The Batman (2022, dir. Matt Reeves)

A reclusive vigilante meets his nemesis. Skilful if lengthy revisiting of the caped crusader, here early in his career and focused at least in part on actual detective work. Impressive and never less than proficient throughout in a Seven-ish kinda way, if not exactly necessary. A confident walk down a well-worn path.

Here’s the trailer.

Doctor Strange in the Multiverse of Madness (2022, dir. Sam Raimi)
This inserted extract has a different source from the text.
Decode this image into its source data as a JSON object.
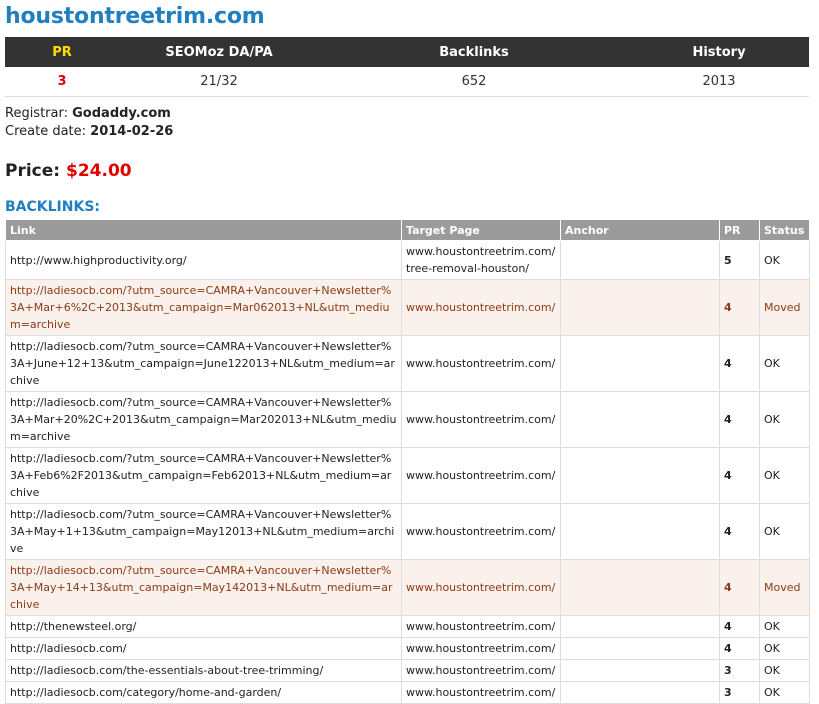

Strange and America Chavez travel the multiverse, trying to stop Scarlet Witch attaining a grimoire. Raimi brings superheroic and horror-comedy skillsets to bear on a confident slice of Marvel shenanigans: the format and aesthetics are as restricting as ever, but there’s gleeful moments nevertheless.

Here’s the trailer

Last Seen Alive [AKA Chase] (2022, dir. Brian Goodman)

A woman goes missing at a truck stop: her estranged husband searches. Perfunctory thriller that’s unsure what to do with its Breakdown-ish setup, opting for linearity over complexity: there’s never doubt that Gerry Butler – for it is he – is anything other than a good guy. Stops rather than ends: a bit of a disappointment.

Here’s the trailer.

The Matrix Resurrections (2021, dir. Lana Wachowski)

A computer games designer discovers he’s in a simulation. Meta belated sequel with some fun ideas about reboots, too much clumsy cod philosophy, and plenty of decent performances. However, poor action staging, awkward recasting of key roles, and weak storytelling undo good intentions.

Here’s the trailer.

The Contractor (2022, dir. Tarek Saleh)

A discharged veteran with money problems reluctantly takes on a private contracting job. Terse thriller with action elements: the cast’s good, the action is handled in a no-nonsense manner, and there’s a pleasing downbeat tone. No surprises, but a decent programmer with subtext about post-military lives.

Here’s the trailer.

GI Joe Origins: Snake Eyes [AKA Snake Eyes] (2021, dir. Robert Schwentke)

A martial artist seeking revenge for his father’s death joins a yakuza clan. While it looks good, this is an oddly pointless reboot with muddy, incoherent action, the wasting of some decent onscreen talent, and a miscast lead. Golding can be great, but he’s more George Clooney than the Sho Kusugi that the role needs.

Here’s the trailer.

Dune: Chapter One (2021, dir. Denis Villeneuve)

A desert planet with a fabled resource is given new custodians: a messiah figure may be among them. Impressive if slightly po-faced partial adaptation (Part Two is to come) of the Frank Herbert allegorical SF classic. Takes its time: the pacing is televisual rather than cinematic. However, it looks great, and a good cast plays to their strengths.

Here’s the trailer. And here’s another view.

Old Henry (2021, dir. Potsy Ponciroli)

1906. A farmer finds a wounded man and takes him in, hiding him from the team that’s hunting him. Excellent early 20th century Western, which manages to do a lot with modest resources and clear intent. Plenty to appreciate, not least Tim Blake Nelson in the lead.

Here’s the trailer.

Resident Evil [AKA Resident Evil: Welcome to Raccoon City] (2021, dir. Johannes Roberts)

A young woman returns to her hometown: a zombie-like outbreak occurs. This 90s-set series reboot draws from the franchise’s early video games. And that’s about it. A murky and confused action/horror flick with little clear idea about what to do with the property, or why bother.

Here’s the trailer.

Blacklight (2022, dir. Mark Williams)

A veteran FBI agent becomes embroiled in a conspiracy involving the murder of a politician. Straightforward thriller with a couple of minor plot wrinkles and some decent lo-fi action and stuntwork. No game-changer, but works well enough within its self-imposed limitations.

Here’s the trailer.